Quantifying and predicting the effect of anti-TNF therapy on axSpA-related fatigue: Results from the BSRBR-AS registry and meta-analysis

Joanna Shim, Linda E Dean, Maira Karabayas , Gareth T Jones, Gary J Macfarlane, Neil Basu* (Corresponding Author)

*Corresponding author for this work

Research output: Contribution to journalArticlepeer-review

5 Citations (Scopus)
5 Downloads (Pure)


OBJECTIVES: Effective management of axial spondyloarthritis (axSpA)-related fatigue is a major unmet clinical need. Anti-TNF therapy may reduce fatigue levels, although any effect has yet to be definitively quantified and predictors of any such improvements are unknown.

METHODS: The British Society of Rheumatology Register in Axial Spondyloarthritis (BSRBR-AS) prospectively recruited axSpA patients across the UK. Changes in fatigue levels (measured using the Chalder Fatigue Scale) >1 year were compared between those starting anti-TNF therapy at the time of recruitment and those not. Differences between treatment groups were adjusted using propensity score matching. Results were meta-analysed with the extant literature to calculate pooled estimates. Then, among those BSRBR-AS anti-TNF commencers with clinically relevant fatigue, baseline predictors of response were investigated.

RESULTS: Of the 998 BSRBR-AS recruits with complete fatigue data, 310 were anti-TNF commencers. At 1-year follow-up, the former group reported a mean fatigue change of -2.6 (95% CI -4.1, -1.9) points while the latter reported a mean worsening of fatigue by 0.2 points. Following propensity score adjustment, those commencing anti-TNF therapy reduced fatigue by 3.0 points compared with those not. Of those with significant fatigue and commencing anti-TNF, poor sleep quality at baseline predicted fatigue improvement. In the meta-analysis, including 1109 subjects, treatment with anti-TNF therapy resulted in a significant improvement in fatigue [Standardized mean difference (SMD) = 0.36, 95% CI 0.15, 1.56].
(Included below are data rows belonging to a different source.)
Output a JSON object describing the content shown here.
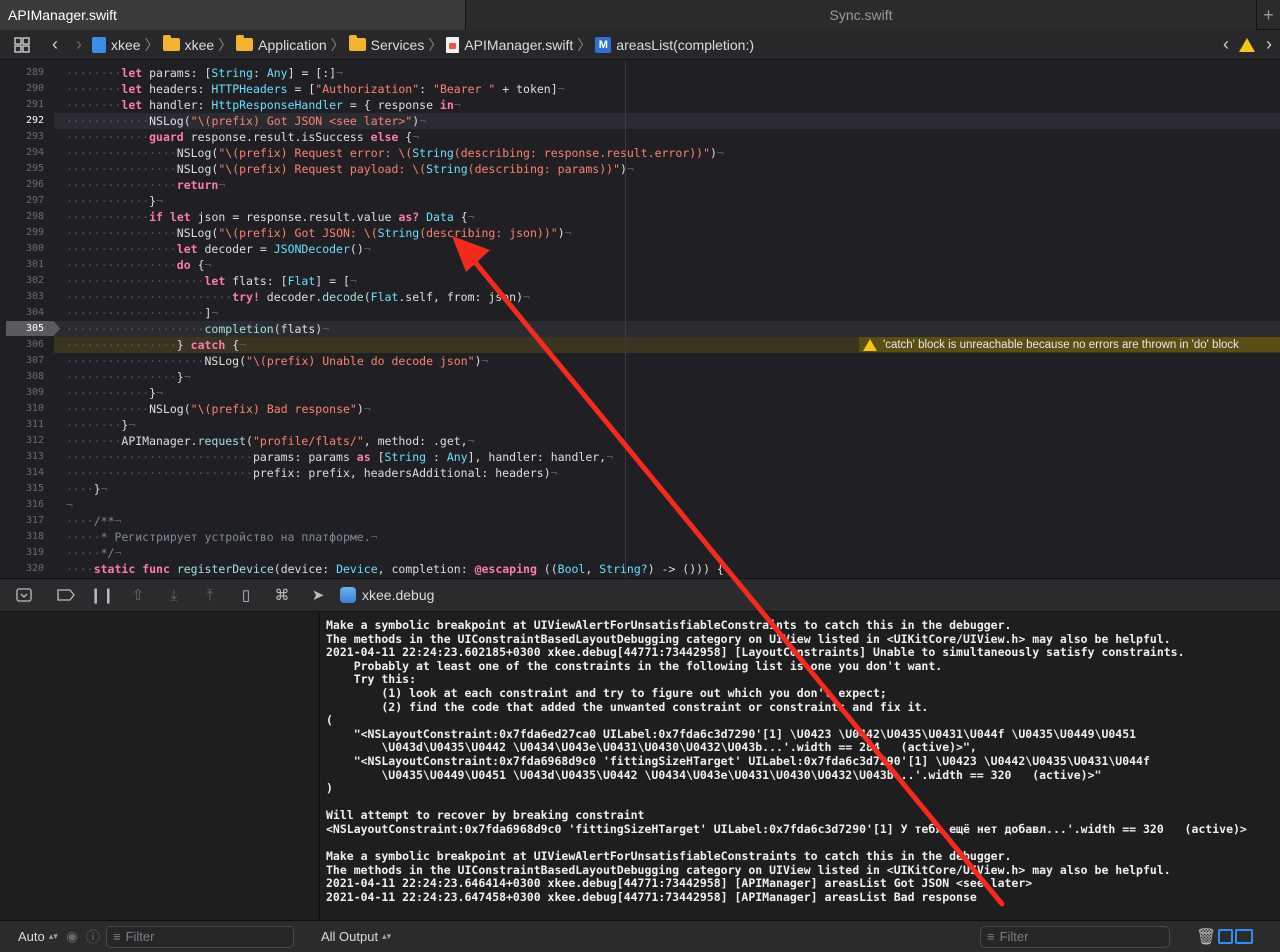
{
  "tabs": {
    "active": "APIManager.swift",
    "inactive": "Sync.swift",
    "add": "+"
  },
  "jumpbar": {
    "crumbs": [
      "xkee",
      "xkee",
      "Application",
      "Services",
      "APIManager.swift",
      "areasList(completion:)"
    ],
    "method_badge": "M"
  },
  "editor": {
    "current_line": 292,
    "breakpoint_line": 305,
    "warning": "'catch' block is unreachable because no errors are thrown in 'do' block",
    "lines": [
      {
        "n": "289",
        "code": "        let params: [String: Any] = [:]"
      },
      {
        "n": "290",
        "code": "        let headers: HTTPHeaders = [\"Authorization\": \"Bearer \" + token]"
      },
      {
        "n": "291",
        "code": "        let handler: HttpResponseHandler = { response in"
      },
      {
        "n": "292",
        "code": "            NSLog(\"\\(prefix) Got JSON <see later>\")"
      },
      {
        "n": "293",
        "code": "            guard response.result.isSuccess else {"
      },
      {
        "n": "294",
        "code": "                NSLog(\"\\(prefix) Request error: \\(String(describing: response.result.error))\")"
      },
      {
        "n": "295",
        "code": "                NSLog(\"\\(prefix) Request payload: \\(String(describing: params))\")"
      },
      {
        "n": "296",
        "code": "                return"
      },
      {
        "n": "297",
        "code": "            }"
      },
      {
        "n": "298",
        "code": "            if let json = response.result.value as? Data {"
      },
      {
        "n": "299",
        "code": "                NSLog(\"\\(prefix) Got JSON: \\(String(describing: json))\")"
      },
      {
        "n": "300",
        "code": "                let decoder = JSONDecoder()"
      },
      {
        "n": "301",
        "code": "                do {"
      },
      {
        "n": "302",
        "code": "                    let flats: [Flat] = ["
      },
      {
        "n": "303",
        "code": "                        try! decoder.decode(Flat.self, from: json)"
      },
      {
        "n": "304",
        "code": "                    ]"
      },
      {
        "n": "305",
        "code": "                    completion(flats)"
      },
      {
        "n": "306",
        "code": "                } catch {"
      },
      {
        "n": "307",
        "code": "                    NSLog(\"\\(prefix) Unable do decode json\")"
      },
      {
        "n": "308",
        "code": "                }"
      },
      {
        "n": "309",
        "code": "            }"
      },
      {
        "n": "310",
        "code": "            NSLog(\"\\(prefix) Bad response\")"
      },
      {
        "n": "311",
        "code": "        }"
      },
      {
        "n": "312",
        "code": "        APIManager.request(\"profile/flats/\", method: .get,"
      },
      {
        "n": "313",
        "code": "                           params: params as [String : Any], handler: handler,"
      },
      {
        "n": "314",
        "code": "                           prefix: prefix, headersAdditional: headers)"
      },
      {
        "n": "315",
        "code": "    }"
      },
      {
        "n": "316",
        "code": ""
      },
      {
        "n": "317",
        "code": "    /**"
      },
      {
        "n": "318",
        "code": "     * Регистрирует устройство на платформе."
      },
      {
        "n": "319",
        "code": "     */"
      },
      {
        "n": "320",
        "code": "    static func registerDevice(device: Device, completion: @escaping ((Bool, String?) -> ())) {"
      }
    ]
  },
  "debugbar": {
    "target": "xkee.debug"
  },
  "console": {
    "lines": [
      "Make a symbolic breakpoint at UIViewAlertForUnsatisfiableConstraints to catch this in the debugger.",
      "The methods in the UIConstraintBasedLayoutDebugging category on UIView listed in <UIKitCore/UIView.h> may also be helpful.",
      "2021-04-11 22:24:23.602185+0300 xkee.debug[44771:73442958] [LayoutConstraints] Unable to simultaneously satisfy constraints.",
      "    Probably at least one of the constraints in the following list is one you don't want.",
      "    Try this:",
      "        (1) look at each constraint and try to figure out which you don't expect;",
      "        (2) find the code that added the unwanted constraint or constraints and fix it.",
      "(",
      "    \"<NSLayoutConstraint:0x7fda6ed27ca0 UILabel:0x7fda6c3d7290'[1] \\U0423 \\U0442\\U0435\\U0431\\U044f \\U0435\\U0449\\U0451",
      "        \\U043d\\U0435\\U0442 \\U0434\\U043e\\U0431\\U0430\\U0432\\U043b...'.width == 284   (active)>\",",
      "    \"<NSLayoutConstraint:0x7fda6968d9c0 'fittingSizeHTarget' UILabel:0x7fda6c3d7290'[1] \\U0423 \\U0442\\U0435\\U0431\\U044f",
      "        \\U0435\\U0449\\U0451 \\U043d\\U0435\\U0442 \\U0434\\U043e\\U0431\\U0430\\U0432\\U043b...'.width == 320   (active)>\"",
      ")",
      "",
      "Will attempt to recover by breaking constraint",
      "<NSLayoutConstraint:0x7fda6968d9c0 'fittingSizeHTarget' UILabel:0x7fda6c3d7290'[1] У тебя ещё нет добавл...'.width == 320   (active)>",
      "",
      "Make a symbolic breakpoint at UIViewAlertForUnsatisfiableConstraints to catch this in the debugger.",
      "The methods in the UIConstraintBasedLayoutDebugging category on UIView listed in <UIKitCore/UIView.h> may also be helpful.",
      "2021-04-11 22:24:23.646414+0300 xkee.debug[44771:73442958] [APIManager] areasList Got JSON <see later>",
      "2021-04-11 22:24:23.647458+0300 xkee.debug[44771:73442958] [APIManager] areasList Bad response"
    ]
  },
  "bottombar": {
    "auto_label": "Auto",
    "var_filter_placeholder": "Filter",
    "output_label": "All Output",
    "console_filter_placeholder": "Filter"
  },
  "colors": {
    "annotation_arrow": "#f42a1f",
    "warning_banner": "#5a4e14",
    "current_line": "#2b2c33",
    "breakpoint_line": "#3c3c40"
  }
}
CONCLUSION: Anti-TNF therapy results in a significant but modest reduction in fatigue amongst axSpA patients, with those reporting poor sleep quality most likely to report improvement. Effective management will likely require additional approaches.
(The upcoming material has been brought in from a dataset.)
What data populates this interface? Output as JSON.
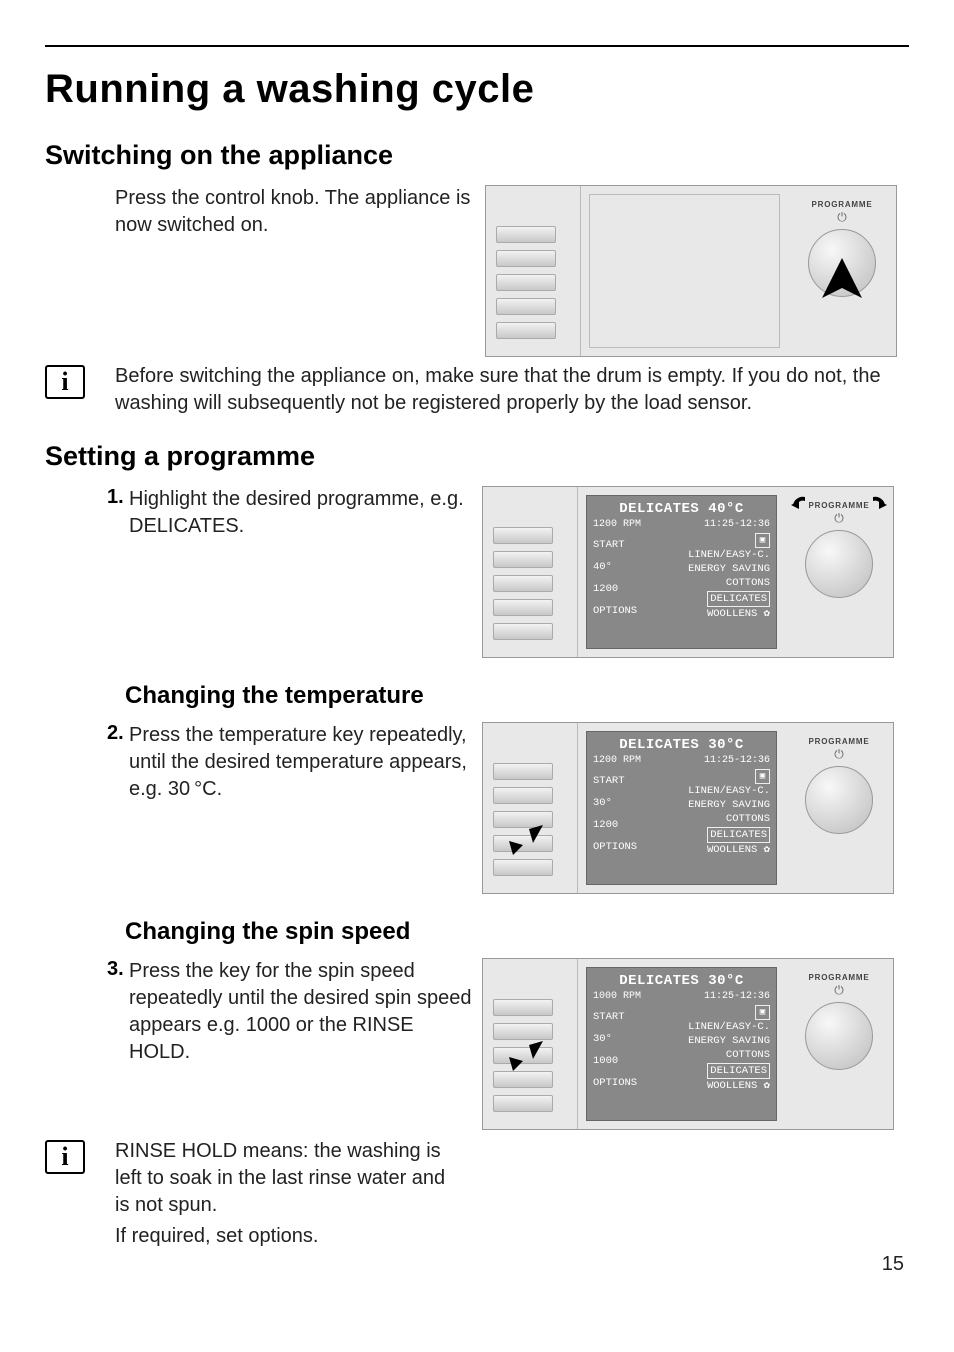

Original languageEnglish
Article numberkeaa132
Pages (from-to)3408-3414
Number of pages7
Issue number11
Early online date26 Apr 2020
Publication statusPublished - 1 Nov 2020

Bibliographical note

We are grateful to the staff of the British Society for Rheumatology Biologics Register in Axial Spondyloarthritis register and to the recruiting staff at the clinical centres, details of which are available at: https://www.abdn.ac.uk/iahs/research/epidemiology/spondyloarthritis.php#panel1011.

Funding: This work was supported by the British Society for Rheumatology (BSR) who have funded the BSRBR-AS. The BSR received funding for this from Pfizer, AbbVie and UCB. These companies receive advance copies of manuscripts for comments but have no input in to the topics for analysis in the register nor the work involved in undertaking analysis. Analysis of data was supported by the Versus Arthritis/Medical Research Council Centre for Musculoskeletal Health and Work [grant number 20665].


  • fatigue
  • Anti-Tumour Necrosis Factor
  • Axial Spondylarthritis
  • sleep
  • registry
  • meta-analysis


Dive into the research topics of 'Quantifying and predicting the effect of anti-TNF therapy on axSpA-related fatigue: Results from the BSRBR-AS registry and meta-analysis'. Together they form a unique fingerprint.

Cite this